Items listed in a dataset
BEGIN

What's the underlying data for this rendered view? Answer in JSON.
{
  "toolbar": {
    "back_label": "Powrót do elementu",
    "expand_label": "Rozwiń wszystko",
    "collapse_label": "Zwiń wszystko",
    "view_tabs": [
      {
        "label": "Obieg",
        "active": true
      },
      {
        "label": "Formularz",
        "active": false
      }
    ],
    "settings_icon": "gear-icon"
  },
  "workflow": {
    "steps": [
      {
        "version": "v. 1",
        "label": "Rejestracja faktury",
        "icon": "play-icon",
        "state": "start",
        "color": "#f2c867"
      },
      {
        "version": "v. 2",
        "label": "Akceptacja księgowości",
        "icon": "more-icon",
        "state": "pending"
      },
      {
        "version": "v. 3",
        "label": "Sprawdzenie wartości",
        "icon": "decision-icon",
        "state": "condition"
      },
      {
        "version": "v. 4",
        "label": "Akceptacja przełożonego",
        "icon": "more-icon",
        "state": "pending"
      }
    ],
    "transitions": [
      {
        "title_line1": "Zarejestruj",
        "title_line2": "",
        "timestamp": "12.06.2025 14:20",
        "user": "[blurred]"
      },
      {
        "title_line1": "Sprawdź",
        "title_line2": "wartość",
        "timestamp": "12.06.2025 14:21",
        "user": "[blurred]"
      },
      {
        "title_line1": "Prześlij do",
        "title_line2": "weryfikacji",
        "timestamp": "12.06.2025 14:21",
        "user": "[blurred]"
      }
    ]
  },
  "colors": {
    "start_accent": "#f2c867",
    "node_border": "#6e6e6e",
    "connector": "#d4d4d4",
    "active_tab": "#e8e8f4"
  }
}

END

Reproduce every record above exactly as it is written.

What's the underlying data for this rendered view? Answer in JSON.
{
  "toolbar": {
    "back_label": "Powrót do elementu",
    "expand_label": "Rozwiń wszystko",
    "collapse_label": "Zwiń wszystko",
    "view_tabs": [
      {
        "label": "Obieg",
        "active": true
      },
      {
        "label": "Formularz",
        "active": false
      }
    ],
    "settings_icon": "gear-icon"
  },
  "workflow": {
    "steps": [
      {
        "version": "v. 1",
        "label": "Rejestracja faktury",
        "icon": "play-icon",
        "state": "start",
        "color": "#f2c867"
      },
      {
        "version": "v. 2",
        "label": "Akceptacja księgowości",
        "icon": "more-icon",
        "state": "pending"
      },
      {
        "version": "v. 3",
        "label": "Sprawdzenie wartości",
        "icon": "decision-icon",
        "state": "condition"
      },
      {
        "version": "v. 4",
        "label": "Akceptacja przełożonego",
        "icon": "more-icon",
        "state": "pending"
      }
    ],
    "transitions": [
      {
        "title_line1": "Zarejestruj",
        "title_line2": "",
        "timestamp": "12.06.2025 14:20",
        "user": "[blurred]"
      },
      {
        "title_line1": "Sprawdź",
        "title_line2": "wartość",
        "timestamp": "12.06.2025 14:21",
        "user": "[blurred]"
      },
      {
        "title_line1": "Prześlij do",
        "title_line2": "weryfikacji",
        "timestamp": "12.06.2025 14:21",
        "user": "[blurred]"
      }
    ]
  },
  "colors": {
    "start_accent": "#f2c867",
    "node_border": "#6e6e6e",
    "connector": "#d4d4d4",
    "active_tab": "#e8e8f4"
  }
}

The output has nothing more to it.